The moment you start thinking about it is the first step; the idea of self love is attractive probably because you feel that you could do with some. Start by looking personally at what it means and what it doesn’t – in which aspects of your lives do you really feel yourself and what are the conditions that you need for that to happen? In which situations are you less true to yourself, and why? Consider what your life would look like if you were to make radical decisions in your own favour. A mantra I often use is: ‘will this choice enlarge or diminish me?’

Assess which voices you’ve inherited that distort your sense of self and the picture of yourself that you have, and really address and speak back at those voices. For example, at school, you may have been led to believe that you are stupid. As an adult, reassess the truth in these messages and search for the proof that says otherwise. Think of how your friends would describe you. Look at what doesn’t serve you anymore and discard old unwanted roles you played.

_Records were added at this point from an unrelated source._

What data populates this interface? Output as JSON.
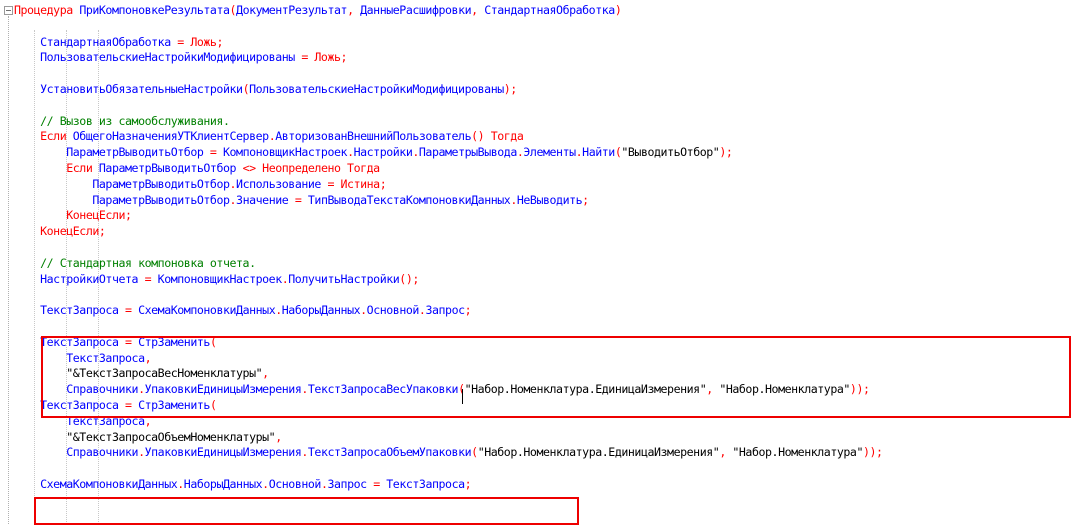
{
  "colors": {
    "keyword": "#ff0000",
    "identifier": "#0000ff",
    "comment": "#008000",
    "string": "#000000",
    "highlight_box": "#ee0000"
  },
  "lines": [
    [
      {
        "t": "Процедура ",
        "c": "kw"
      },
      {
        "t": "ПриКомпоновкеРезультата",
        "c": "id"
      },
      {
        "t": "(",
        "c": "op"
      },
      {
        "t": "ДокументРезультат",
        "c": "id"
      },
      {
        "t": ", ",
        "c": "op"
      },
      {
        "t": "ДанныеРасшифровки",
        "c": "id"
      },
      {
        "t": ", ",
        "c": "op"
      },
      {
        "t": "СтандартнаяОбработка",
        "c": "id"
      },
      {
        "t": ")",
        "c": "op"
      }
    ],
    [],
    [
      {
        "t": "    "
      },
      {
        "t": "СтандартнаяОбработка",
        "c": "id"
      },
      {
        "t": " = ",
        "c": "op"
      },
      {
        "t": "Ложь",
        "c": "kw"
      },
      {
        "t": ";",
        "c": "op"
      }
    ],
    [
      {
        "t": "    "
      },
      {
        "t": "ПользовательскиеНастройкиМодифицированы",
        "c": "id"
      },
      {
        "t": " = ",
        "c": "op"
      },
      {
        "t": "Ложь",
        "c": "kw"
      },
      {
        "t": ";",
        "c": "op"
      }
    ],
    [],
    [
      {
        "t": "    "
      },
      {
        "t": "УстановитьОбязательныеНастройки",
        "c": "id"
      },
      {
        "t": "(",
        "c": "op"
      },
      {
        "t": "ПользовательскиеНастройкиМодифицированы",
        "c": "id"
      },
      {
        "t": ");",
        "c": "op"
      }
    ],
    [],
    [
      {
        "t": "    "
      },
      {
        "t": "// Вызов из самообслуживания.",
        "c": "cmt"
      }
    ],
    [
      {
        "t": "    "
      },
      {
        "t": "Если ",
        "c": "kw"
      },
      {
        "t": "ОбщегоНазначенияУТКлиентСервер",
        "c": "id"
      },
      {
        "t": ".",
        "c": "op"
      },
      {
        "t": "АвторизованВнешнийПользователь",
        "c": "id"
      },
      {
        "t": "() ",
        "c": "op"
      },
      {
        "t": "Тогда",
        "c": "kw"
      }
    ],
    [
      {
        "t": "        "
      },
      {
        "t": "ПараметрВыводитьОтбор",
        "c": "id"
      },
      {
        "t": " = ",
        "c": "op"
      },
      {
        "t": "КомпоновщикНастроек",
        "c": "id"
      },
      {
        "t": ".",
        "c": "op"
      },
      {
        "t": "Настройки",
        "c": "id"
      },
      {
        "t": ".",
        "c": "op"
      },
      {
        "t": "ПараметрыВывода",
        "c": "id"
      },
      {
        "t": ".",
        "c": "op"
      },
      {
        "t": "Элементы",
        "c": "id"
      },
      {
        "t": ".",
        "c": "op"
      },
      {
        "t": "Найти",
        "c": "id"
      },
      {
        "t": "(",
        "c": "op"
      },
      {
        "t": "\"ВыводитьОтбор\"",
        "c": "str"
      },
      {
        "t": ");",
        "c": "op"
      }
    ],
    [
      {
        "t": "        "
      },
      {
        "t": "Если ",
        "c": "kw"
      },
      {
        "t": "ПараметрВыводитьОтбор",
        "c": "id"
      },
      {
        "t": " <> ",
        "c": "op"
      },
      {
        "t": "Неопределено Тогда",
        "c": "kw"
      }
    ],
    [
      {
        "t": "            "
      },
      {
        "t": "ПараметрВыводитьОтбор",
        "c": "id"
      },
      {
        "t": ".",
        "c": "op"
      },
      {
        "t": "Использование",
        "c": "id"
      },
      {
        "t": " = ",
        "c": "op"
      },
      {
        "t": "Истина",
        "c": "kw"
      },
      {
        "t": ";",
        "c": "op"
      }
    ],
    [
      {
        "t": "            "
      },
      {
        "t": "ПараметрВыводитьОтбор",
        "c": "id"
      },
      {
        "t": ".",
        "c": "op"
      },
      {
        "t": "Значение",
        "c": "id"
      },
      {
        "t": " = ",
        "c": "op"
      },
      {
        "t": "ТипВыводаТекстаКомпоновкиДанных",
        "c": "id"
      },
      {
        "t": ".",
        "c": "op"
      },
      {
        "t": "НеВыводить",
        "c": "id"
      },
      {
        "t": ";",
        "c": "op"
      }
    ],
    [
      {
        "t": "        "
      },
      {
        "t": "КонецЕсли",
        "c": "kw"
      },
      {
        "t": ";",
        "c": "op"
      }
    ],
    [
      {
        "t": "    "
      },
      {
        "t": "КонецЕсли",
        "c": "kw"
      },
      {
        "t": ";",
        "c": "op"
      }
    ],
    [],
    [
      {
        "t": "    "
      },
      {
        "t": "// Стандартная компоновка отчета.",
        "c": "cmt"
      }
    ],
    [
      {
        "t": "    "
      },
      {
        "t": "НастройкиОтчета",
        "c": "id"
      },
      {
        "t": " = ",
        "c": "op"
      },
      {
        "t": "КомпоновщикНастроек",
        "c": "id"
      },
      {
        "t": ".",
        "c": "op"
      },
      {
        "t": "ПолучитьНастройки",
        "c": "id"
      },
      {
        "t": "();",
        "c": "op"
      }
    ],
    [],
    [
      {
        "t": "    "
      },
      {
        "t": "ТекстЗапроса",
        "c": "id"
      },
      {
        "t": " = ",
        "c": "op"
      },
      {
        "t": "СхемаКомпоновкиДанных",
        "c": "id"
      },
      {
        "t": ".",
        "c": "op"
      },
      {
        "t": "НаборыДанных",
        "c": "id"
      },
      {
        "t": ".",
        "c": "op"
      },
      {
        "t": "Основной",
        "c": "id"
      },
      {
        "t": ".",
        "c": "op"
      },
      {
        "t": "Запрос",
        "c": "id"
      },
      {
        "t": ";",
        "c": "op"
      }
    ],
    [],
    [
      {
        "t": "    "
      },
      {
        "t": "ТекстЗапроса",
        "c": "id"
      },
      {
        "t": " = ",
        "c": "op"
      },
      {
        "t": "СтрЗаменить",
        "c": "id"
      },
      {
        "t": "(",
        "c": "op"
      }
    ],
    [
      {
        "t": "        "
      },
      {
        "t": "ТекстЗапроса",
        "c": "id"
      },
      {
        "t": ",",
        "c": "op"
      }
    ],
    [
      {
        "t": "        "
      },
      {
        "t": "\"&ТекстЗапросаВесНоменклатуры\"",
        "c": "str"
      },
      {
        "t": ",",
        "c": "op"
      }
    ],
    [
      {
        "t": "        "
      },
      {
        "t": "Справочники",
        "c": "id"
      },
      {
        "t": ".",
        "c": "op"
      },
      {
        "t": "УпаковкиЕдиницыИзмерения",
        "c": "id"
      },
      {
        "t": ".",
        "c": "op"
      },
      {
        "t": "ТекстЗапросаВесУпаковки",
        "c": "id"
      },
      {
        "t": "(",
        "c": "op"
      },
      {
        "t": "\"Набор.Номенклатура.ЕдиницаИзмерения\"",
        "c": "str"
      },
      {
        "t": ", ",
        "c": "op"
      },
      {
        "t": "\"Набор.Номенклатура\"",
        "c": "str"
      },
      {
        "t": "));",
        "c": "op"
      }
    ],
    [
      {
        "t": "    "
      },
      {
        "t": "ТекстЗапроса",
        "c": "id"
      },
      {
        "t": " = ",
        "c": "op"
      },
      {
        "t": "СтрЗаменить",
        "c": "id"
      },
      {
        "t": "(",
        "c": "op"
      }
    ],
    [
      {
        "t": "        "
      },
      {
        "t": "ТекстЗапроса",
        "c": "id"
      },
      {
        "t": ",",
        "c": "op"
      }
    ],
    [
      {
        "t": "        "
      },
      {
        "t": "\"&ТекстЗапросаОбъемНоменклатуры\"",
        "c": "str"
      },
      {
        "t": ",",
        "c": "op"
      }
    ],
    [
      {
        "t": "        "
      },
      {
        "t": "Справочники",
        "c": "id"
      },
      {
        "t": ".",
        "c": "op"
      },
      {
        "t": "УпаковкиЕдиницыИзмерения",
        "c": "id"
      },
      {
        "t": ".",
        "c": "op"
      },
      {
        "t": "ТекстЗапросаОбъемУпаковки",
        "c": "id"
      },
      {
        "t": "(",
        "c": "op"
      },
      {
        "t": "\"Набор.Номенклатура.ЕдиницаИзмерения\"",
        "c": "str"
      },
      {
        "t": ", ",
        "c": "op"
      },
      {
        "t": "\"Набор.Номенклатура\"",
        "c": "str"
      },
      {
        "t": "));",
        "c": "op"
      }
    ],
    [],
    [
      {
        "t": "    "
      },
      {
        "t": "СхемаКомпоновкиДанных",
        "c": "id"
      },
      {
        "t": ".",
        "c": "op"
      },
      {
        "t": "НаборыДанных",
        "c": "id"
      },
      {
        "t": ".",
        "c": "op"
      },
      {
        "t": "Основной",
        "c": "id"
      },
      {
        "t": ".",
        "c": "op"
      },
      {
        "t": "Запрос",
        "c": "id"
      },
      {
        "t": " = ",
        "c": "op"
      },
      {
        "t": "ТекстЗапроса",
        "c": "id"
      },
      {
        "t": ";",
        "c": "op"
      }
    ]
  ]
}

We all have an inner voice, our instinctive and most reliable adviser. Often, due to experiences while growing up, this point of reference becomes clouded and unclear. We start looking to others for reference and start listening to their expectations and demands more than our inner voice, even though it knows what is best for us. To find and speak your inner voice can be the difference between feeling in control of your life or being controlled by your life. Part of having a good relationship with yourself is creating an environment where you are able to access your inner voice, the source of your inner wisdom but also your own creativity and intuition. And remember to go on this journey with a sackful of compassion.

Interview by All Things Hair

About Recha Gries

Recha Gries is a qualified BACP registered Psychosynthesis Counsellor and uses a variety of models within her counselling work. She tailors her approach to work with what her clients need at the time, helping to address their problems in a positive way by helping clarify issues, explore options, develop strategies and increase their confidence in tackling life better. 

https://www.rgcounselling.com